* [Assigned task] Would you return the data below exactly as it stands, with every picture left out?

*** Opening of Dataset excerpts ***

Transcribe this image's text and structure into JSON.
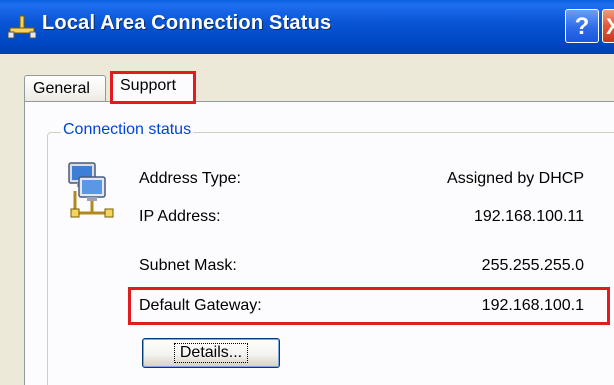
{
  "window": {
    "title": "Local Area Connection Status",
    "help_button": "?",
    "close_button": "X"
  },
  "tabs": [
    {
      "label": "General",
      "selected": false
    },
    {
      "label": "Support",
      "selected": true,
      "highlighted": true
    }
  ],
  "connection_status": {
    "group_title": "Connection status",
    "icon": "network-connection-icon",
    "rows": [
      {
        "label": "Address Type:",
        "value": "Assigned by DHCP"
      },
      {
        "label": "IP Address:",
        "value": "192.168.100.11"
      },
      {
        "label": "Subnet Mask:",
        "value": "255.255.255.0"
      },
      {
        "label": "Default Gateway:",
        "value": "192.168.100.1",
        "highlighted": true
      }
    ],
    "details_button": "Details..."
  },
  "colors": {
    "titlebar": "#0a56d6",
    "highlight": "#e21b23",
    "group_title": "#0046d5",
    "dialog_bg": "#ece9d8"
  }
}
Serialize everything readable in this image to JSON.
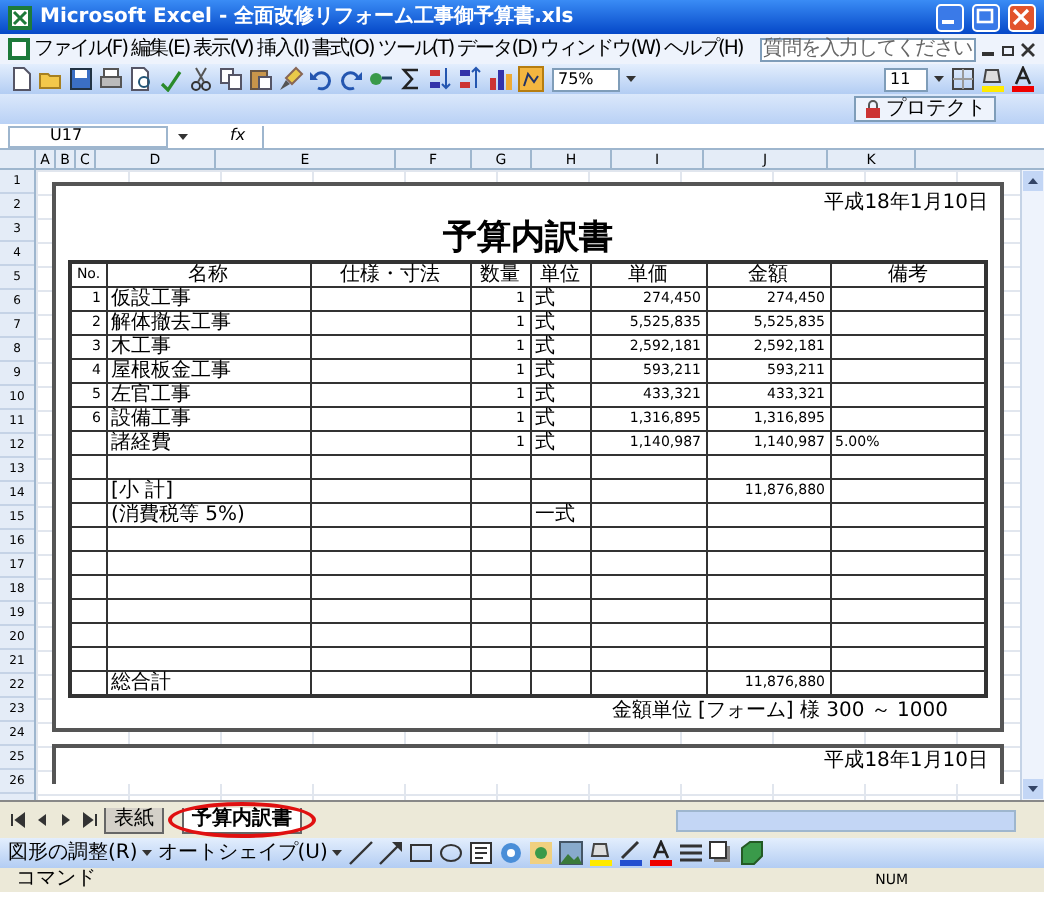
{
  "window": {
    "title": "Microsoft Excel - 全面改修リフォーム工事御予算書.xls"
  },
  "menu_bar": {
    "items": [
      "ファイル(F)",
      "編集(E)",
      "表示(V)",
      "挿入(I)",
      "書式(O)",
      "ツール(T)",
      "データ(D)",
      "ウィンドウ(W)",
      "ヘルプ(H)"
    ],
    "help_placeholder": "質問を入力してください"
  },
  "toolbar": {
    "zoom": "75%",
    "font_size": "11"
  },
  "protect_button": "プロテクト",
  "formula_bar": {
    "name_box": "U17",
    "fx": "fx"
  },
  "column_headers": [
    "A",
    "B",
    "C",
    "D",
    "E",
    "F",
    "G",
    "H",
    "I",
    "J",
    "K"
  ],
  "row_headers": [
    "1",
    "2",
    "3",
    "4",
    "5",
    "6",
    "7",
    "8",
    "9",
    "10",
    "11",
    "12",
    "13",
    "14",
    "15",
    "16",
    "17",
    "18",
    "19",
    "20",
    "21",
    "22",
    "23",
    "24",
    "25",
    "26"
  ],
  "sheet": {
    "date": "平成18年1月10日",
    "title": "予算内訳書",
    "columns": [
      "No.",
      "名称",
      "仕様・寸法",
      "数量",
      "単位",
      "単価",
      "金額",
      "備考"
    ],
    "rows": [
      {
        "no": "1",
        "name": "仮設工事",
        "qty": "1",
        "unit": "式",
        "price": "274,450",
        "amount": "274,450",
        "note": "",
        "gap_before": false
      },
      {
        "no": "2",
        "name": "解体撤去工事",
        "qty": "1",
        "unit": "式",
        "price": "5,525,835",
        "amount": "5,525,835",
        "note": "",
        "gap_before": false
      },
      {
        "no": "3",
        "name": "木工事",
        "qty": "1",
        "unit": "式",
        "price": "2,592,181",
        "amount": "2,592,181",
        "note": "",
        "gap_before": false
      },
      {
        "no": "4",
        "name": "屋根板金工事",
        "qty": "1",
        "unit": "式",
        "price": "593,211",
        "amount": "593,211",
        "note": "",
        "gap_before": false
      },
      {
        "no": "5",
        "name": "左官工事",
        "qty": "1",
        "unit": "式",
        "price": "433,321",
        "amount": "433,321",
        "note": "",
        "gap_before": false
      },
      {
        "no": "6",
        "name": "設備工事",
        "qty": "1",
        "unit": "式",
        "price": "1,316,895",
        "amount": "1,316,895",
        "note": "",
        "gap_before": false
      },
      {
        "no": "",
        "name": "諸経費",
        "qty": "1",
        "unit": "式",
        "price": "1,140,987",
        "amount": "1,140,987",
        "note": "5.00%",
        "gap_before": false
      },
      {
        "no": "",
        "name": "[小 計]",
        "qty": "",
        "unit": "",
        "price": "",
        "amount": "11,876,880",
        "note": "",
        "gap_before": true
      },
      {
        "no": "",
        "name": "(消費税等 5%)",
        "qty": "",
        "unit": "一式",
        "price": "",
        "amount": "",
        "note": "",
        "gap_before": false
      }
    ],
    "total": {
      "label": "総合計",
      "amount": "11,876,880"
    },
    "footer": "金額単位 [フォーム] 様 300 ～ 1000",
    "next_page_date": "平成18年1月10日"
  },
  "sheet_tabs": [
    {
      "label": "表紙",
      "selected": false
    },
    {
      "label": "予算内訳書",
      "selected": true
    }
  ],
  "drawing_toolbar": {
    "items": [
      "図形の調整(R)",
      "オートシェイプ(U)"
    ]
  },
  "status_bar": {
    "left": "コマンド",
    "right": "NUM"
  }
}
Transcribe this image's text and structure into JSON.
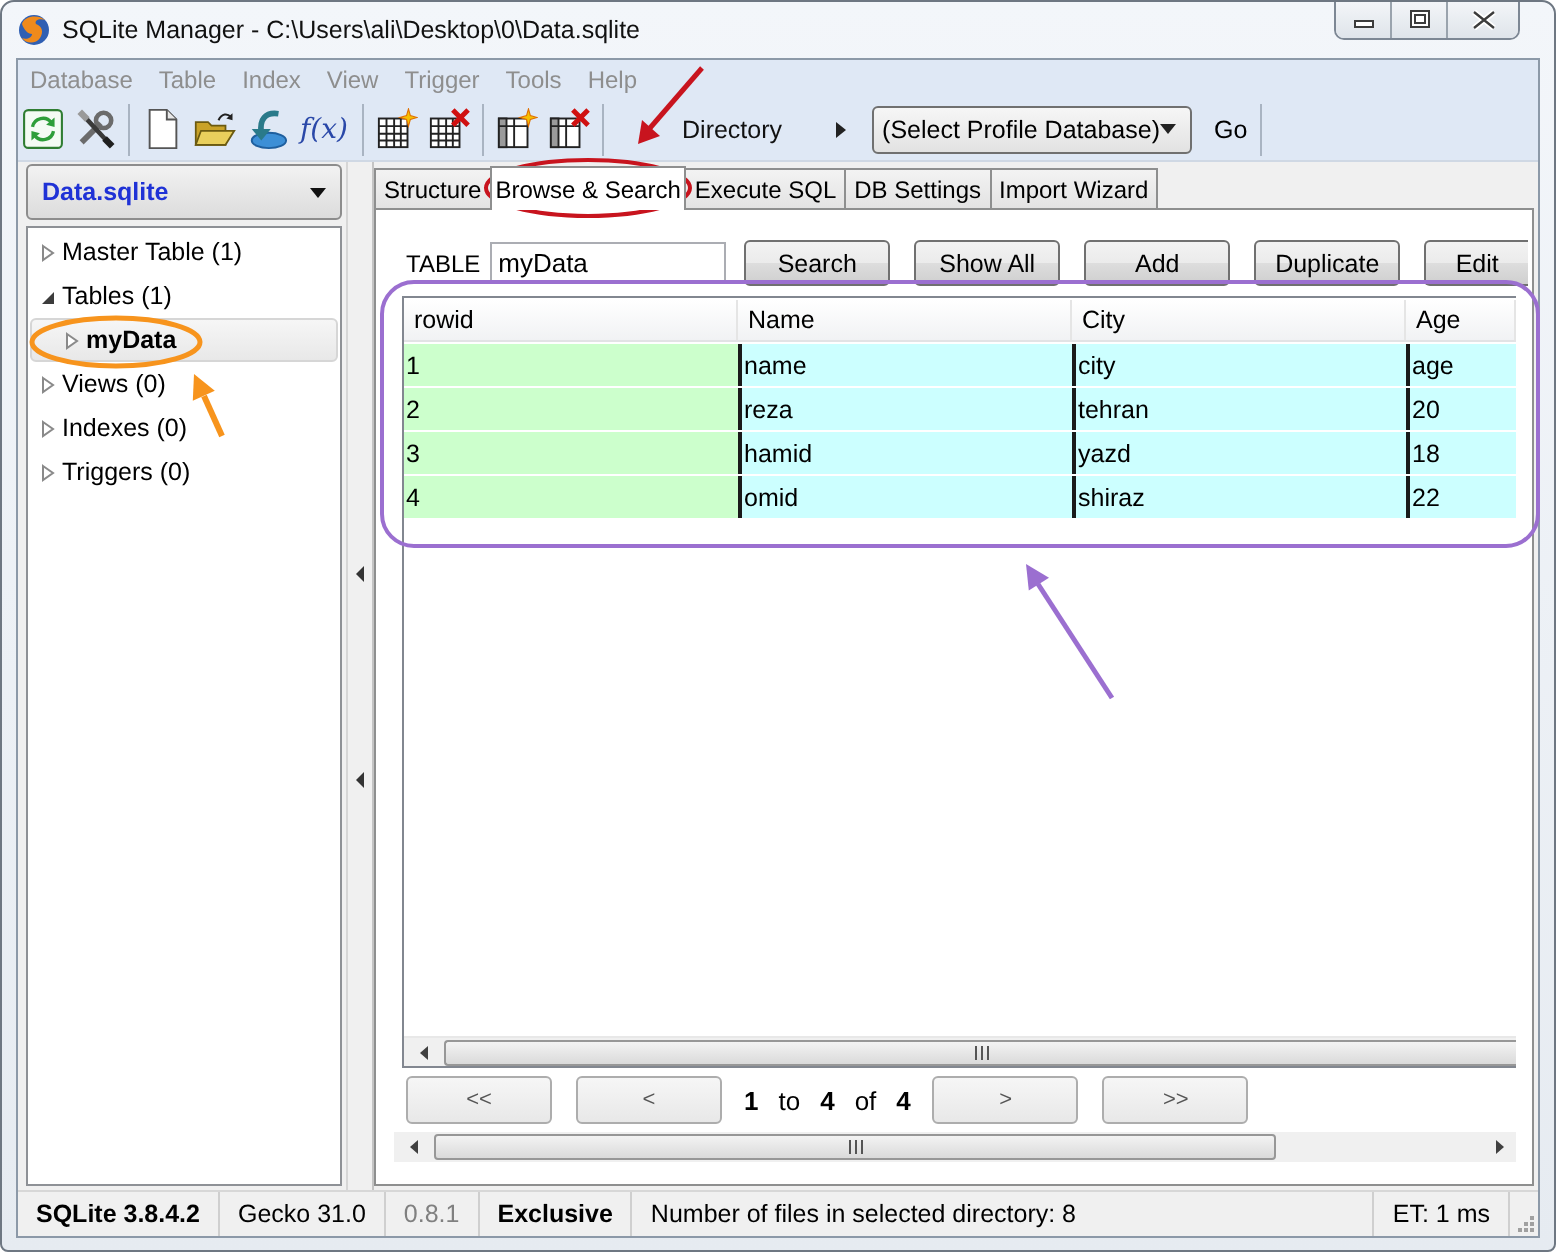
{
  "window": {
    "title": "SQLite Manager - C:\\Users\\ali\\Desktop\\0\\Data.sqlite"
  },
  "menu_bar": [
    {
      "label": "Database",
      "disabled": true
    },
    {
      "label": "Table",
      "disabled": true
    },
    {
      "label": "Index",
      "disabled": true
    },
    {
      "label": "View",
      "disabled": true
    },
    {
      "label": "Trigger",
      "disabled": true
    },
    {
      "label": "Tools",
      "disabled": true
    },
    {
      "label": "Help",
      "disabled": true
    }
  ],
  "toolbar": {
    "function_button": "f(x)",
    "directory_label": "Directory",
    "profile_select": {
      "value": "(Select Profile Database)"
    },
    "go_button": "Go"
  },
  "sidebar": {
    "database_select": {
      "value": "Data.sqlite"
    },
    "tree": [
      {
        "label": "Master Table (1)",
        "expanded": false,
        "selected": false
      },
      {
        "label": "Tables (1)",
        "expanded": true,
        "selected": false,
        "children": [
          {
            "label": "myData",
            "expanded": false,
            "selected": true
          }
        ]
      },
      {
        "label": "Views (0)",
        "expanded": false,
        "selected": false
      },
      {
        "label": "Indexes (0)",
        "expanded": false,
        "selected": false
      },
      {
        "label": "Triggers (0)",
        "expanded": false,
        "selected": false
      }
    ]
  },
  "tabs": [
    {
      "label": "Structure",
      "selected": false
    },
    {
      "label": "Browse & Search",
      "selected": true
    },
    {
      "label": "Execute SQL",
      "selected": false
    },
    {
      "label": "DB Settings",
      "selected": false
    },
    {
      "label": "Import Wizard",
      "selected": false
    }
  ],
  "browse": {
    "table_label": "TABLE",
    "table_field": {
      "value": "myData"
    },
    "buttons": [
      "Search",
      "Show All",
      "Add",
      "Duplicate",
      "Edit"
    ],
    "table": {
      "columns": [
        "rowid",
        "Name",
        "City",
        "Age"
      ],
      "rows": [
        [
          "1",
          "name",
          "city",
          "age"
        ],
        [
          "2",
          "reza",
          "tehran",
          "20"
        ],
        [
          "3",
          "hamid",
          "yazd",
          "18"
        ],
        [
          "4",
          "omid",
          "shiraz",
          "22"
        ]
      ]
    },
    "pager": {
      "first_button": "<<",
      "previous_button": "<",
      "from": "1",
      "to_label": "to",
      "to": "4",
      "of_label": "of",
      "total": "4",
      "next_button": ">",
      "last_button": ">>"
    }
  },
  "status_bar": [
    {
      "text": "SQLite 3.8.4.2",
      "kind": "bold"
    },
    {
      "text": "Gecko 31.0",
      "kind": "plain"
    },
    {
      "text": "0.8.1",
      "kind": "muted"
    },
    {
      "text": "Exclusive",
      "kind": "bold"
    },
    {
      "text": "Number of files in selected directory: 8",
      "kind": "plain"
    },
    {
      "text": "ET: 1 ms",
      "kind": "plain"
    }
  ]
}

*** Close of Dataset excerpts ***

* [Exercise result]
Transcribe this image's text and structure into JSON.
{
  "window": {
    "title": "Local Area Connection Status",
    "help_button": "?",
    "close_button": "X"
  },
  "tabs": [
    {
      "label": "General",
      "selected": false
    },
    {
      "label": "Support",
      "selected": true,
      "highlighted": true
    }
  ],
  "connection_status": {
    "group_title": "Connection status",
    "icon": "network-connection-icon",
    "rows": [
      {
        "label": "Address Type:",
        "value": "Assigned by DHCP"
      },
      {
        "label": "IP Address:",
        "value": "192.168.100.11"
      },
      {
        "label": "Subnet Mask:",
        "value": "255.255.255.0"
      },
      {
        "label": "Default Gateway:",
        "value": "192.168.100.1",
        "highlighted": true
      }
    ],
    "details_button": "Details..."
  },
  "colors": {
    "titlebar": "#0a56d6",
    "highlight": "#e21b23",
    "group_title": "#0046d5",
    "dialog_bg": "#ece9d8"
  }
}
Serialize everything readable in this image to JSON.
{
  "window": {
    "title": "Microsoft Excel - 全面改修リフォーム工事御予算書.xls"
  },
  "menu_bar": {
    "items": [
      "ファイル(F)",
      "編集(E)",
      "表示(V)",
      "挿入(I)",
      "書式(O)",
      "ツール(T)",
      "データ(D)",
      "ウィンドウ(W)",
      "ヘルプ(H)"
    ],
    "help_placeholder": "質問を入力してください"
  },
  "toolbar": {
    "zoom": "75%",
    "font_size": "11"
  },
  "protect_button": "プロテクト",
  "formula_bar": {
    "name_box": "U17",
    "fx": "fx"
  },
  "column_headers": [
    "A",
    "B",
    "C",
    "D",
    "E",
    "F",
    "G",
    "H",
    "I",
    "J",
    "K"
  ],
  "row_headers": [
    "1",
    "2",
    "3",
    "4",
    "5",
    "6",
    "7",
    "8",
    "9",
    "10",
    "11",
    "12",
    "13",
    "14",
    "15",
    "16",
    "17",
    "18",
    "19",
    "20",
    "21",
    "22",
    "23",
    "24",
    "25",
    "26"
  ],
  "sheet": {
    "date": "平成18年1月10日",
    "title": "予算内訳書",
    "columns": [
      "No.",
      "名称",
      "仕様・寸法",
      "数量",
      "単位",
      "単価",
      "金額",
      "備考"
    ],
    "rows": [
      {
        "no": "1",
        "name": "仮設工事",
        "qty": "1",
        "unit": "式",
        "price": "274,450",
        "amount": "274,450",
        "note": "",
        "gap_before": false
      },
      {
        "no": "2",
        "name": "解体撤去工事",
        "qty": "1",
        "unit": "式",
        "price": "5,525,835",
        "amount": "5,525,835",
        "note": "",
        "gap_before": false
      },
      {
        "no": "3",
        "name": "木工事",
        "qty": "1",
        "unit": "式",
        "price": "2,592,181",
        "amount": "2,592,181",
        "note": "",
        "gap_before": false
      },
      {
        "no": "4",
        "name": "屋根板金工事",
        "qty": "1",
        "unit": "式",
        "price": "593,211",
        "amount": "593,211",
        "note": "",
        "gap_before": false
      },
      {
        "no": "5",
        "name": "左官工事",
        "qty": "1",
        "unit": "式",
        "price": "433,321",
        "amount": "433,321",
        "note": "",
        "gap_before": false
      },
      {
        "no": "6",
        "name": "設備工事",
        "qty": "1",
        "unit": "式",
        "price": "1,316,895",
        "amount": "1,316,895",
        "note": "",
        "gap_before": false
      },
      {
        "no": "",
        "name": "諸経費",
        "qty": "1",
        "unit": "式",
        "price": "1,140,987",
        "amount": "1,140,987",
        "note": "5.00%",
        "gap_before": false
      },
      {
        "no": "",
        "name": "[小 計]",
        "qty": "",
        "unit": "",
        "price": "",
        "amount": "11,876,880",
        "note": "",
        "gap_before": true
      },
      {
        "no": "",
        "name": "(消費税等 5%)",
        "qty": "",
        "unit": "一式",
        "price": "",
        "amount": "",
        "note": "",
        "gap_before": false
      }
    ],
    "total": {
      "label": "総合計",
      "amount": "11,876,880"
    },
    "footer": "金額単位 [フォーム] 様 300 ～ 1000",
    "next_page_date": "平成18年1月10日"
  },
  "sheet_tabs": [
    {
      "label": "表紙",
      "selected": false
    },
    {
      "label": "予算内訳書",
      "selected": true
    }
  ],
  "drawing_toolbar": {
    "items": [
      "図形の調整(R)",
      "オートシェイプ(U)"
    ]
  },
  "status_bar": {
    "left": "コマンド",
    "right": "NUM"
  }
}
Transcribe this image's text and structure into JSON.
{
  "window": {
    "title": "SQLite Manager - C:\\Users\\ali\\Desktop\\0\\Data.sqlite"
  },
  "menu_bar": [
    {
      "label": "Database",
      "disabled": true
    },
    {
      "label": "Table",
      "disabled": true
    },
    {
      "label": "Index",
      "disabled": true
    },
    {
      "label": "View",
      "disabled": true
    },
    {
      "label": "Trigger",
      "disabled": true
    },
    {
      "label": "Tools",
      "disabled": true
    },
    {
      "label": "Help",
      "disabled": true
    }
  ],
  "toolbar": {
    "function_button": "f(x)",
    "directory_label": "Directory",
    "profile_select": {
      "value": "(Select Profile Database)"
    },
    "go_button": "Go"
  },
  "sidebar": {
    "database_select": {
      "value": "Data.sqlite"
    },
    "tree": [
      {
        "label": "Master Table (1)",
        "expanded": false,
        "selected": false
      },
      {
        "label": "Tables (1)",
        "expanded": true,
        "selected": false,
        "children": [
          {
            "label": "myData",
            "expanded": false,
            "selected": true
          }
        ]
      },
      {
        "label": "Views (0)",
        "expanded": false,
        "selected": false
      },
      {
        "label": "Indexes (0)",
        "expanded": false,
        "selected": false
      },
      {
        "label": "Triggers (0)",
        "expanded": false,
        "selected": false
      }
    ]
  },
  "tabs": [
    {
      "label": "Structure",
      "selected": false
    },
    {
      "label": "Browse & Search",
      "selected": true
    },
    {
      "label": "Execute SQL",
      "selected": false
    },
    {
      "label": "DB Settings",
      "selected": false
    },
    {
      "label": "Import Wizard",
      "selected": false
    }
  ],
  "browse": {
    "table_label": "TABLE",
    "table_field": {
      "value": "myData"
    },
    "buttons": [
      "Search",
      "Show All",
      "Add",
      "Duplicate",
      "Edit"
    ],
    "table": {
      "columns": [
        "rowid",
        "Name",
        "City",
        "Age"
      ],
      "rows": [
        [
          "1",
          "name",
          "city",
          "age"
        ],
        [
          "2",
          "reza",
          "tehran",
          "20"
        ],
        [
          "3",
          "hamid",
          "yazd",
          "18"
        ],
        [
          "4",
          "omid",
          "shiraz",
          "22"
        ]
      ]
    },
    "pager": {
      "first_button": "<<",
      "previous_button": "<",
      "from": "1",
      "to_label": "to",
      "to": "4",
      "of_label": "of",
      "total": "4",
      "next_button": ">",
      "last_button": ">>"
    }
  },
  "status_bar": [
    {
      "text": "SQLite 3.8.4.2",
      "kind": "bold"
    },
    {
      "text": "Gecko 31.0",
      "kind": "plain"
    },
    {
      "text": "0.8.1",
      "kind": "muted"
    },
    {
      "text": "Exclusive",
      "kind": "bold"
    },
    {
      "text": "Number of files in selected directory: 8",
      "kind": "plain"
    },
    {
      "text": "ET: 1 ms",
      "kind": "plain"
    }
  ]
}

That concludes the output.